§ **YOUR TASK**: The answer must be the full listing, word for word, with no pictures in it.

··········

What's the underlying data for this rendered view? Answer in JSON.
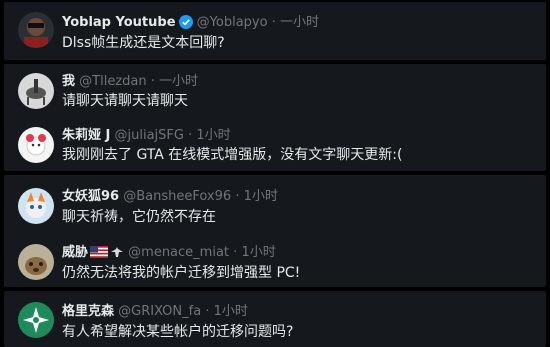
{
  "tweets": [
    {
      "name": "Yoblap Youtube",
      "handle": "@Yoblapyo",
      "dot": "·",
      "time": "一小时",
      "text": "Dlss帧生成还是文本回聊?",
      "verified": true
    },
    {
      "name": "我",
      "handle": "@Tllezdan",
      "dot": "·",
      "time": "一小时",
      "text": "请聊天请聊天请聊天"
    },
    {
      "name": "朱莉娅 J",
      "handle": "@juliajSFG",
      "dot": "·",
      "time": "1小时",
      "text": "我刚刚去了 GTA 在线模式增强版，没有文字聊天更新:("
    },
    {
      "name": "女妖狐96",
      "handle": "@BansheeFox96",
      "dot": "·",
      "time": "1小时",
      "text": "聊天祈祷，它仍然不存在"
    },
    {
      "name": "威胁",
      "handle": "@menace_miat",
      "dot": "·",
      "time": "1小时",
      "text": "仍然无法将我的帐户迁移到增强型 PC!"
    },
    {
      "name": "格里克森",
      "handle": "@GRIXON_fa",
      "dot": "·",
      "time": "1小时",
      "text": "有人希望解决某些帐户的迁移问题吗?"
    }
  ],
  "colors": {
    "background": "#000000",
    "panel": "#15181c",
    "text": "#e7e9ea",
    "muted": "#71767b",
    "verified": "#1d9bf0"
  }
}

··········

§ **TASK ANSWER**:
What's the underlying data for this rendered view? Answer in JSON.
{
  "tweets": [
    {
      "name": "Yoblap Youtube",
      "handle": "@Yoblapyo",
      "dot": "·",
      "time": "一小时",
      "text": "Dlss帧生成还是文本回聊?",
      "verified": true
    },
    {
      "name": "我",
      "handle": "@Tllezdan",
      "dot": "·",
      "time": "一小时",
      "text": "请聊天请聊天请聊天"
    },
    {
      "name": "朱莉娅 J",
      "handle": "@juliajSFG",
      "dot": "·",
      "time": "1小时",
      "text": "我刚刚去了 GTA 在线模式增强版，没有文字聊天更新:("
    },
    {
      "name": "女妖狐96",
      "handle": "@BansheeFox96",
      "dot": "·",
      "time": "1小时",
      "text": "聊天祈祷，它仍然不存在"
    },
    {
      "name": "威胁",
      "handle": "@menace_miat",
      "dot": "·",
      "time": "1小时",
      "text": "仍然无法将我的帐户迁移到增强型 PC!"
    },
    {
      "name": "格里克森",
      "handle": "@GRIXON_fa",
      "dot": "·",
      "time": "1小时",
      "text": "有人希望解决某些帐户的迁移问题吗?"
    }
  ],
  "colors": {
    "background": "#000000",
    "panel": "#15181c",
    "text": "#e7e9ea",
    "muted": "#71767b",
    "verified": "#1d9bf0"
  }
}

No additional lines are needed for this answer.